Some health and safety rules, practices and regulations should be adhered to for the good of your organisation, workforce and operations, such as those needing to understand, learn and experience best practice work at height practices. For those working in the renewables related-industries undertaking training like GWO working at height courses is absolute essential.
Throughout UK business there have been several provoking health and safety rules implemented for various reasons. New research from animal charity Spana has just revealed some of the weird and wonderful health and safety regulations to be found in workplaces around the UK – and it makes for very interesting reading indeed.
The survey of 2,000 employees found that one in five aren’t allowed to change lightbulbs in their office, the Independent reports, while a fifth are banned from wearing flipflops. And other offices have bans in place preventing giving colleagues paracetamol, having to fill out forms to use plasters and banning birthday cake candles, the Independent reports.

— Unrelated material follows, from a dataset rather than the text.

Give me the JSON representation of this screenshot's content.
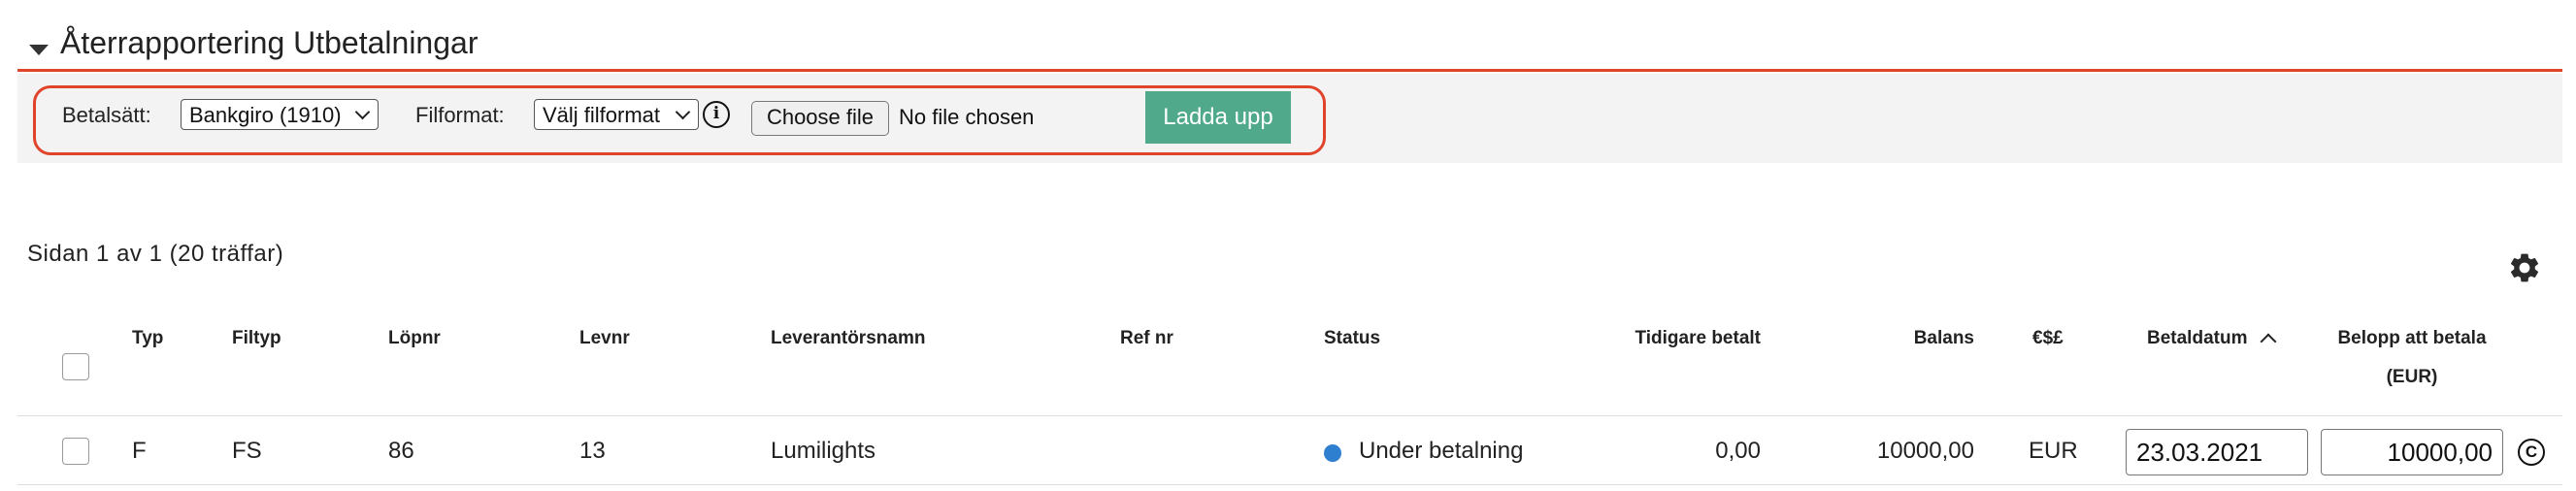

Some staff members are forced to tuck in their shirts when shredding paper, while others are only given plastic knives and forks. The survey also found that over a third of those asked if they thought the health and safety rules in their workplace are too strict. For example, one person said that wounds as minor as paper cuts had to be logged into their company’s injury book.
And yet another was prohibited from changing the clocks on the wall and had to use the services of an engineer to get the job done. Perhaps even more shockingly than that, one member of staff was stunned to find that tinsel was banned from the Christmas decorations in case people got tangled up.
Chief Executive of Spana Geoffrey Dennis commented: “It’s clear some workers feel that health and safety rules in the workplace have gone too far – and there are certainly a few strange policies. It’s positive, however, that employers are taking the physical wellbeing of their staff seriously and there are protections in place to keep them safe.”
While it may seem funny and even perhaps questionable that there are rules such as these in places of business around the UK, when you consider that work-related accidents and illnesses have resulted in 31.2 million lost working days in the past 12 months perhaps it’s not so frivolous to focus on protecting our members of staff.
Recent RIDDOR data shows that all those lost working days cost companies a collective £14.9 billion and the value of fines collected by the Health and Safety Executive has also increased since tougher penalties were brought into force in February 2016.
Being vigilant where health and safety is concerned should be at the heart of a company policy and you’d be wise to impress the importance of this on your members of staff. Producing and implementing health and safety rules which have no relevance to the business and its operations can cause a frustration to your employees, so try to strike a balance where possible.